I’m back at Lil’s, slurping on another old-fashioned chocolate milkshake. There’s a family in the next booth talking to a young woman at a table. Her back is to me.
I’m busy trying to think of a place to rent The Man Who Knew Too Much. It’s my
turn to pick a film for movie night. I really like Hitchcock.
So I ask the group. “Anyone know where that movie rental place is — the one with the quirky, older films?”
The young woman turns around and points to her name tag. “Would you mean … this place?” She winks.
It read Rebecca, The Adult Warehouse.
I choke. “Uh, no. No.”
“We do sell quirky, older films,” she says, all salesperson now. She smiles, obviously delighted by my reaction.
“I was looking for Hitchcock,” I say, realizing too late how that sounds.
I am The Man Who Said Too Much.
She laughs. She is enjoying this! She scoops out a spoonful of her milkshake, Cherry Cheesecake. She works the later shift at the Warehouse.
“Yeah, there are people who come in with their heads down, don’t want to be talked to, but most people greet you, get what they need and are pretty open about it. Get in, get out, get off.”
She admires Whitehorse’s openness. “Whitehorse is full of artists, freaks and government workers,” she laughs. “If you’re not one, you’re the other.” She’s a true resident. She knows she can say these things.
Rebecca Ross grew up in Hay River, NWT, but moved here when she was 12 and stayed until she was 18, when she moved to Lethbridge. “Ninety-thousand people is way too big.”
When she thinks of Hay River, she says, “I sometimes miss the small town. Whitehorse is getting big for me as it is. I mean, we have two Starbucks.
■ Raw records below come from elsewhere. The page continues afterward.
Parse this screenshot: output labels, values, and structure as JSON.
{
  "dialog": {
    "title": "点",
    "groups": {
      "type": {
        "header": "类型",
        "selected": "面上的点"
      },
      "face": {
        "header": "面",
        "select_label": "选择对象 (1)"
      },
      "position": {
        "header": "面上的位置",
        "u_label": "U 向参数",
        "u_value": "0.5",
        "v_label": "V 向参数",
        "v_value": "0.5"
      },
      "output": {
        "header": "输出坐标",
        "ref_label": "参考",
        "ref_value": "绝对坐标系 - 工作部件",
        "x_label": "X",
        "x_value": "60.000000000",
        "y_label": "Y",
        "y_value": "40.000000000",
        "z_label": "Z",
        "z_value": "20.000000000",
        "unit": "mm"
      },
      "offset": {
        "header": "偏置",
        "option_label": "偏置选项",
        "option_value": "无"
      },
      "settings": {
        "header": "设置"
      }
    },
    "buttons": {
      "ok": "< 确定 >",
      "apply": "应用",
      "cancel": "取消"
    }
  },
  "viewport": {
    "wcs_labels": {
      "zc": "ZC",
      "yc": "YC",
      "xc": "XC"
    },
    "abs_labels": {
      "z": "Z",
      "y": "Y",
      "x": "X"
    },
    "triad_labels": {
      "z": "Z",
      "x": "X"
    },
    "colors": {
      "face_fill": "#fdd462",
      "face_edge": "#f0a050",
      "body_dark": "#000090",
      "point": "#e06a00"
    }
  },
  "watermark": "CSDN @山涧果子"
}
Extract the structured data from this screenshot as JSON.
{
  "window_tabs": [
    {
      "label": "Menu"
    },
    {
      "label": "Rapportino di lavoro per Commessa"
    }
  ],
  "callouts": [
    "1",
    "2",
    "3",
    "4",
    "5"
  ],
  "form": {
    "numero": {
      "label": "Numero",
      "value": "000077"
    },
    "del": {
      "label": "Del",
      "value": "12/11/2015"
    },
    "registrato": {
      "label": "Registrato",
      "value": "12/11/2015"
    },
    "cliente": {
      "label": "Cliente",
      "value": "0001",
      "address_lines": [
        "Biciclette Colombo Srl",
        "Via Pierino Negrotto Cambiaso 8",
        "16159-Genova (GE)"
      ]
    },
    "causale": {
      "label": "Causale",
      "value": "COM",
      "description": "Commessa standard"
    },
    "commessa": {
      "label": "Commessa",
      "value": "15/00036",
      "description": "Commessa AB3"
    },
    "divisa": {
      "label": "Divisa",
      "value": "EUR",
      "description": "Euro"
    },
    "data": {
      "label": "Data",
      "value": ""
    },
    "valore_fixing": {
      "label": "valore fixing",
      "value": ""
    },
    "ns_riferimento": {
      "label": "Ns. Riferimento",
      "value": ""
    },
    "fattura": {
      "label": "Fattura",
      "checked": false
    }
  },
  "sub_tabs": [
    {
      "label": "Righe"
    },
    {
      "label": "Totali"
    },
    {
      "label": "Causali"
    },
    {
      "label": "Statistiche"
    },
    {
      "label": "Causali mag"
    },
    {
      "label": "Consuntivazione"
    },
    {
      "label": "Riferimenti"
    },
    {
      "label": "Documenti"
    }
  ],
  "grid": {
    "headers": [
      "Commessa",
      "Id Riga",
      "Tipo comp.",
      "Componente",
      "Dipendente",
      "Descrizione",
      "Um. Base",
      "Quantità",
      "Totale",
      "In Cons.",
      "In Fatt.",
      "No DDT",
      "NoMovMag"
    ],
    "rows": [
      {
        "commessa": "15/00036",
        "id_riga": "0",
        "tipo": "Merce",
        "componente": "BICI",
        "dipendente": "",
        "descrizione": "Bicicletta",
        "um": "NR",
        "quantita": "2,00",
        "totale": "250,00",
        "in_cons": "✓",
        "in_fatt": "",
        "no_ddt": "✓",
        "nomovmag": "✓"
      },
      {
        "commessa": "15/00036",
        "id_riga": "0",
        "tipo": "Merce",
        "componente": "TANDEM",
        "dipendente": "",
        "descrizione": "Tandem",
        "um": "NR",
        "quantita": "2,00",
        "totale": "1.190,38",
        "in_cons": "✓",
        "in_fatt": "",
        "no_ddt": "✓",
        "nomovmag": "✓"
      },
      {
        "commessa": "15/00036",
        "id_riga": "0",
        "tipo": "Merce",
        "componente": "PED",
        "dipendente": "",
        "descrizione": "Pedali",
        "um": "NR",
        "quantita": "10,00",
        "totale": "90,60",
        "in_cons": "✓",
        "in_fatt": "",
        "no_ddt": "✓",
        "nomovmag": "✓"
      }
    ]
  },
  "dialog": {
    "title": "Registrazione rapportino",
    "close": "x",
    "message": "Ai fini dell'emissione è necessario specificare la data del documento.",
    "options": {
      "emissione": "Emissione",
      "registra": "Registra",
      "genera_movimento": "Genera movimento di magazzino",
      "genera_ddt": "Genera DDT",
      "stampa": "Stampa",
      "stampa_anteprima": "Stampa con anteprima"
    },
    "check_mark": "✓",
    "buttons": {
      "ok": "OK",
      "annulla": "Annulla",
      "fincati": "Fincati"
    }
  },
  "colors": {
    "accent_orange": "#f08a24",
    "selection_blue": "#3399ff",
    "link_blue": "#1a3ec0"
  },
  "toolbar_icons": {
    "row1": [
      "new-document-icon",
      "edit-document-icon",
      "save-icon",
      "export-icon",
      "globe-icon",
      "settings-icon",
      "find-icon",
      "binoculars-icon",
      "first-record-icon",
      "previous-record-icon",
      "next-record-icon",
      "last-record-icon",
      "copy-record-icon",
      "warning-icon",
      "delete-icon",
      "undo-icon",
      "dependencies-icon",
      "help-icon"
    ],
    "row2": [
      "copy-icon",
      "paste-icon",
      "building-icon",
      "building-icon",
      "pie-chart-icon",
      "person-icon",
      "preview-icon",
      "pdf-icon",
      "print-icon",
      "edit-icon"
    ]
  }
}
People will start thinking we’ve arrived.”
She returned to Whitehorse after staying in Lethbridge one year. It was a bad year, she said. She had no money. She lived on the streets.
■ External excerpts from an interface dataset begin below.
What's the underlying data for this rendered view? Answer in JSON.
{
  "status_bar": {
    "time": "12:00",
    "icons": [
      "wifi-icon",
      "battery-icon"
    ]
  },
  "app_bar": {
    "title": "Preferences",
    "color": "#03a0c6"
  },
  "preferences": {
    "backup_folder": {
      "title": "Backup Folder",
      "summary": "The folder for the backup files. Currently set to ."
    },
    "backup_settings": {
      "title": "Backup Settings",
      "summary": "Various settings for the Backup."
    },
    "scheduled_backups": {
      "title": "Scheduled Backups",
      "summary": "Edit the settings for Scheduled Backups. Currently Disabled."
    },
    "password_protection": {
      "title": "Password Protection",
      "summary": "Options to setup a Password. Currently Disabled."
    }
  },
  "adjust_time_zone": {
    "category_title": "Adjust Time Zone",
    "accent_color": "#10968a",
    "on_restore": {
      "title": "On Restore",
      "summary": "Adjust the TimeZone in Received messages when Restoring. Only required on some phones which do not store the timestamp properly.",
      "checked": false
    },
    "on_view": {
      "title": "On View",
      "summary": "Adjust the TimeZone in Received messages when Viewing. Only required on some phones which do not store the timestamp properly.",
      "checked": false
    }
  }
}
I ask her why she left Whitehorse. “I’d been dating someone who was part of a pretty notorious family up here. They started spreading abuse rumours.” At 18, she had been a fairly open person, a bit naïve. But she received death threats. She ran to Lethbridge.
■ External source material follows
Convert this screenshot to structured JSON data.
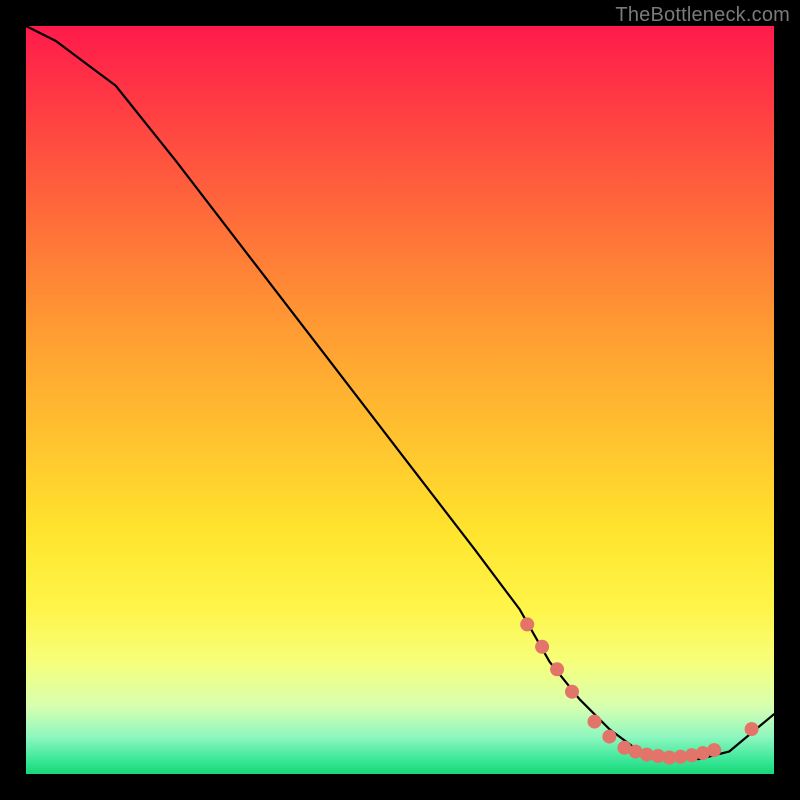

After death threats, I wondered why she would come back here.
She looks at me, her eyes narrowing. “I’m not 18 and scared anymore.”
She lived with her parents for a bit. She’s worked for some time at the Warehouse, and at one point she made jewelry. Beads by Becca, she called it. “But not now. I had a baby.” Her husband works at Lil’s.
He comes over and checks out the scars on her hand from their psychotic cat. She laughs it off.
“It’s my birthday,” she says, smiling.
She likes the scenery here, the way nature is used to inspire our artists.
She wants to raise her daughter here.
“I’d rather raise her here than in the big city,” she says of her daughter. There are a lot of educational opportunities, too. Graduating from high school guarantees her daughter funding to go to Yukon College.
She has good hopes for the future, and she loves her job. She’s not shy about telling you anything you want to know about the Warehouse.
“We do have good movies. It’s a nice place. Working there I get 30-per-cent discount on merchandise and all the free movie rentals I want. Woo-hoo.”
But you can tell, when she smiles and talks about her family and her future, that she’s not going to leave Whitehorse anytime soon, and no one’s going to push her out again.
Maybe it’s because she’s worked at the Warehouse so long. She’s developed a wink that says, no fear.
Jerome Stueart chose this city on purpose. Maybe you did, too. He’d like to hear from you. Write to him at firstname.lastname@example.org.
PHOTO: RICK MASSIE email@example.com